### INPUT DATA
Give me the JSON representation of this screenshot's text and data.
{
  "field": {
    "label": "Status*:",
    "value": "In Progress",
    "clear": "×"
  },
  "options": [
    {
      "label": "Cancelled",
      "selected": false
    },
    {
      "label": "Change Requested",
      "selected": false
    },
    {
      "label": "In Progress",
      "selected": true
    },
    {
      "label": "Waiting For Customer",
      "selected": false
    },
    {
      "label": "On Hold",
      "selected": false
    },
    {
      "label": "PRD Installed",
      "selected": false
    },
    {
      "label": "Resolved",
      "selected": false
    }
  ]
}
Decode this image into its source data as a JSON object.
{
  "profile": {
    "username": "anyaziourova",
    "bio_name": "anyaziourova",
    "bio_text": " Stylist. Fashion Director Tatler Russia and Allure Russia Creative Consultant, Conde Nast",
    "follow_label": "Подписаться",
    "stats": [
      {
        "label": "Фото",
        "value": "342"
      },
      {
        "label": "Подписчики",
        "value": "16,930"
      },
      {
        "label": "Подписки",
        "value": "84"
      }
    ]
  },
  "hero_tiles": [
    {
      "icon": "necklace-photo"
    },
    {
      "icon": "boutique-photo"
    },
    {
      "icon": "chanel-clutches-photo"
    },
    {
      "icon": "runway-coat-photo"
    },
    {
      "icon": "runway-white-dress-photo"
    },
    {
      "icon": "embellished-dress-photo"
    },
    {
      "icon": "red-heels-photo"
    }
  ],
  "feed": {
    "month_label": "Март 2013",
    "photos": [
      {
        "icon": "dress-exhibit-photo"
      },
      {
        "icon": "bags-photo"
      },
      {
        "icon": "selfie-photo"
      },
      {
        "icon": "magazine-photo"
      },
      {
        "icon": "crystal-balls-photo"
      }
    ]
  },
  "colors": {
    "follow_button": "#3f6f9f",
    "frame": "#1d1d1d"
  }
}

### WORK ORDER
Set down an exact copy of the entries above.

### THE ANSWER
Give me the JSON representation of this screenshot's text and data.
{
  "field": {
    "label": "Status*:",
    "value": "In Progress",
    "clear": "×"
  },
  "options": [
    {
      "label": "Cancelled",
      "selected": false
    },
    {
      "label": "Change Requested",
      "selected": false
    },
    {
      "label": "In Progress",
      "selected": true
    },
    {
      "label": "Waiting For Customer",
      "selected": false
    },
    {
      "label": "On Hold",
      "selected": false
    },
    {
      "label": "PRD Installed",
      "selected": false
    },
    {
      "label": "Resolved",
      "selected": false
    }
  ]
}
Decode this image into its source data as a JSON object.
{
  "profile": {
    "username": "anyaziourova",
    "bio_name": "anyaziourova",
    "bio_text": " Stylist. Fashion Director Tatler Russia and Allure Russia Creative Consultant, Conde Nast",
    "follow_label": "Подписаться",
    "stats": [
      {
        "label": "Фото",
        "value": "342"
      },
      {
        "label": "Подписчики",
        "value": "16,930"
      },
      {
        "label": "Подписки",
        "value": "84"
      }
    ]
  },
  "hero_tiles": [
    {
      "icon": "necklace-photo"
    },
    {
      "icon": "boutique-photo"
    },
    {
      "icon": "chanel-clutches-photo"
    },
    {
      "icon": "runway-coat-photo"
    },
    {
      "icon": "runway-white-dress-photo"
    },
    {
      "icon": "embellished-dress-photo"
    },
    {
      "icon": "red-heels-photo"
    }
  ],
  "feed": {
    "month_label": "Март 2013",
    "photos": [
      {
        "icon": "dress-exhibit-photo"
      },
      {
        "icon": "bags-photo"
      },
      {
        "icon": "selfie-photo"
      },
      {
        "icon": "magazine-photo"
      },
      {
        "icon": "crystal-balls-photo"
      }
    ]
  },
  "colors": {
    "follow_button": "#3f6f9f",
    "frame": "#1d1d1d"
  }
}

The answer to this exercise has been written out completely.